Provided material:
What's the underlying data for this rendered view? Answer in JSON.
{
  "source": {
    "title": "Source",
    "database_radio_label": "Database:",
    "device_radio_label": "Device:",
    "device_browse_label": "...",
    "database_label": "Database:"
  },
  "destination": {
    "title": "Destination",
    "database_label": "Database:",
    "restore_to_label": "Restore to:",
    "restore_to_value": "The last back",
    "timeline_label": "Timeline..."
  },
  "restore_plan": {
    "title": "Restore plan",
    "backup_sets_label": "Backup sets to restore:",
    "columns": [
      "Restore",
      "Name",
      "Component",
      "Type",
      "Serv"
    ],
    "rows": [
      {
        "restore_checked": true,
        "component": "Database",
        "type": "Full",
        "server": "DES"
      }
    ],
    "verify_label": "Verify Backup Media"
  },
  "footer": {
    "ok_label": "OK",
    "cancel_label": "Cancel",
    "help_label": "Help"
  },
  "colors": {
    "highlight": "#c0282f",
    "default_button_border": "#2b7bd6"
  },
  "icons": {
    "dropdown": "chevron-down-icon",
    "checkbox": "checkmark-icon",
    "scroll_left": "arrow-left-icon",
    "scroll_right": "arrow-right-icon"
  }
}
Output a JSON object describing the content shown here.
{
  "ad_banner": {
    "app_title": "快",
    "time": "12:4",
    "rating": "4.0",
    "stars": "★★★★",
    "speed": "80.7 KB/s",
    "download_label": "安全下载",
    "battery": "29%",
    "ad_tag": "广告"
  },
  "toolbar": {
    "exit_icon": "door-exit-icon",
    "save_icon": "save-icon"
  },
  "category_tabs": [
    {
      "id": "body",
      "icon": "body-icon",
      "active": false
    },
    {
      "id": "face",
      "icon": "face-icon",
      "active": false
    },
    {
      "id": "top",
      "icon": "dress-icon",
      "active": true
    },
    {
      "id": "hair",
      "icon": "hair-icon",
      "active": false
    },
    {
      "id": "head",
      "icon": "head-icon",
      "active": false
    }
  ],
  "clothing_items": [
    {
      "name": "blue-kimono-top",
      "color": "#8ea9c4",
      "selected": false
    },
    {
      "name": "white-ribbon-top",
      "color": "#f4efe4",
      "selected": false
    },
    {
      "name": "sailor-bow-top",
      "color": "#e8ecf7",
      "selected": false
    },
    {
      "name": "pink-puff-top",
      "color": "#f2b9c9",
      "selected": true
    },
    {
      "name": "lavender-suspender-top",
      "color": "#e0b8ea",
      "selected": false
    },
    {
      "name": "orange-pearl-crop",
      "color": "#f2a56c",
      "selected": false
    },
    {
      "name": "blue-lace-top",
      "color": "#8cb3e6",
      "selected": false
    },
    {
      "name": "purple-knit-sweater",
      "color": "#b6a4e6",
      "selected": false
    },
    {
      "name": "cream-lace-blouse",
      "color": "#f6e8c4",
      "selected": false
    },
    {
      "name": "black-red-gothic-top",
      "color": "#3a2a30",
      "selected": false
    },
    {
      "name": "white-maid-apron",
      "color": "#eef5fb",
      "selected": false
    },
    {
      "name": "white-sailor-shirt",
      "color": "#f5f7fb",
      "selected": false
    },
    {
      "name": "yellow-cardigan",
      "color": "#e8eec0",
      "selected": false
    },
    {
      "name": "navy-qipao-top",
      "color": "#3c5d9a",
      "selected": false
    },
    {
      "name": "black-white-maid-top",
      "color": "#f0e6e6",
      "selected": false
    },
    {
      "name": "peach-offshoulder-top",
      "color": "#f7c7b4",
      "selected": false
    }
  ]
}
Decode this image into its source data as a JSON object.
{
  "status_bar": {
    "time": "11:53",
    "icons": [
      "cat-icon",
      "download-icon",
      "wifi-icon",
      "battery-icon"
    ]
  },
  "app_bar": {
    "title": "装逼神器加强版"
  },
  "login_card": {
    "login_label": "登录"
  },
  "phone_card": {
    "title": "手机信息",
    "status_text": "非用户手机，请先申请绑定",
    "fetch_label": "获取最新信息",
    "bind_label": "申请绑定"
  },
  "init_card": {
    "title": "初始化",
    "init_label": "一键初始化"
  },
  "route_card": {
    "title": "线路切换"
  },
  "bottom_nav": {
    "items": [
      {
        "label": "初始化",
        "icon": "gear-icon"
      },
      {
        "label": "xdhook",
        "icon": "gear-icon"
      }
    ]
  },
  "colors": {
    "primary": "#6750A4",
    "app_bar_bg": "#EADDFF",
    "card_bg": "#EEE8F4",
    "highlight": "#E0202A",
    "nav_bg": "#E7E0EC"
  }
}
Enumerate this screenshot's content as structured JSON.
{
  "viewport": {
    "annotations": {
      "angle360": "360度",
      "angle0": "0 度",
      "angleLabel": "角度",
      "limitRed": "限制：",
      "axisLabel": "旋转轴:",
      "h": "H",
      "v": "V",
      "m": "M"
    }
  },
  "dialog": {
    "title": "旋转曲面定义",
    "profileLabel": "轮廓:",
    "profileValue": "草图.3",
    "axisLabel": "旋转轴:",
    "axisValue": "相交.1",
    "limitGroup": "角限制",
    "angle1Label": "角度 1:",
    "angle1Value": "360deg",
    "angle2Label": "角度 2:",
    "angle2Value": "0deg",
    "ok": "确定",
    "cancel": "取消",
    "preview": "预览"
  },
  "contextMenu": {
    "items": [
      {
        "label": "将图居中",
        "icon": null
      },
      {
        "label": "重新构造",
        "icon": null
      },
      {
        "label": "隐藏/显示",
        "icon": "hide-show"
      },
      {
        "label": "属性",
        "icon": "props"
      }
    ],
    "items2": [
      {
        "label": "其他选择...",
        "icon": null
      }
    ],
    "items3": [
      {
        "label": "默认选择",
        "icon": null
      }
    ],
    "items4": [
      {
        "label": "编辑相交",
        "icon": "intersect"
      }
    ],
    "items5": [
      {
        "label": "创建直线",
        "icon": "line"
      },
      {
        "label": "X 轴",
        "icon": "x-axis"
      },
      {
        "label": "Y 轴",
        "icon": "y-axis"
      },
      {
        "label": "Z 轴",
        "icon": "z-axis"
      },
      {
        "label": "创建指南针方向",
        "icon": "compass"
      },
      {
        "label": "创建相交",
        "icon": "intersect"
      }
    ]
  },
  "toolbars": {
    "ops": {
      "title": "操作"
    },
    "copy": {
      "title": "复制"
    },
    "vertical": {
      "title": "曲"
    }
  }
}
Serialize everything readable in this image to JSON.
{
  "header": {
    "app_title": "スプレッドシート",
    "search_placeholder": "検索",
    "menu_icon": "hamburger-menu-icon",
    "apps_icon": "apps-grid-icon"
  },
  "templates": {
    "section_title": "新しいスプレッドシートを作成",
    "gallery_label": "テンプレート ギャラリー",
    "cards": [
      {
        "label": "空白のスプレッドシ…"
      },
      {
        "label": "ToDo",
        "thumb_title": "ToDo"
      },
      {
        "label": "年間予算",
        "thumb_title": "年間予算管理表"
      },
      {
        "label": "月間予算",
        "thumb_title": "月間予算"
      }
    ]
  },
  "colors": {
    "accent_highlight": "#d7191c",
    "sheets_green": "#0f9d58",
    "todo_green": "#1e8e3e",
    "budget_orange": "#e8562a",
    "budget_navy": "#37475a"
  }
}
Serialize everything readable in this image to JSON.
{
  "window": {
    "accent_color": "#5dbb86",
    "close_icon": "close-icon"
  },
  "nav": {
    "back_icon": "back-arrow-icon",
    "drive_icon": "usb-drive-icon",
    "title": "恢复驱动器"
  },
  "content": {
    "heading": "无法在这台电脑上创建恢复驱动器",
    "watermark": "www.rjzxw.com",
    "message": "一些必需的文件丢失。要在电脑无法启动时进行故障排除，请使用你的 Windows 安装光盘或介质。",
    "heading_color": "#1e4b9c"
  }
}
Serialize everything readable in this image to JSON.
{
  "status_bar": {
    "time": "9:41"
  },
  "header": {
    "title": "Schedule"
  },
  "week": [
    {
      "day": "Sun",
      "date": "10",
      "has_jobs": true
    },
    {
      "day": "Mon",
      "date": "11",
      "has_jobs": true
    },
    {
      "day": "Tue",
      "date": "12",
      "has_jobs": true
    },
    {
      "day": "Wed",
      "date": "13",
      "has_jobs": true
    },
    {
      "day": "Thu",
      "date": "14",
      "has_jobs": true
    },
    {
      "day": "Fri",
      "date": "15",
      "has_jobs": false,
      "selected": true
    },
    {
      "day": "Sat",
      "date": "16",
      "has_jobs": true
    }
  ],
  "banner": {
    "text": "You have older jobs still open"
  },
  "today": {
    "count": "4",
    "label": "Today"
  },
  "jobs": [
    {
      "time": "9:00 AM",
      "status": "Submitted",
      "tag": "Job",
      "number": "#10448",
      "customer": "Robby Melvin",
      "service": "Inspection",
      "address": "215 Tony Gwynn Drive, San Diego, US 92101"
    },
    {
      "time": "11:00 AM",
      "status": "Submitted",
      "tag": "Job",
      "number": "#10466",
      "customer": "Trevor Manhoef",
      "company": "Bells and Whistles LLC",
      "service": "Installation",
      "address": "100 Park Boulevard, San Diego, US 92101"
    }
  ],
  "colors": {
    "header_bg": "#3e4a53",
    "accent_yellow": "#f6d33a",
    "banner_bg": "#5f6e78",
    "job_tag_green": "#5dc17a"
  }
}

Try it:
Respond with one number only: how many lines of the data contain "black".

Solution for this task:
2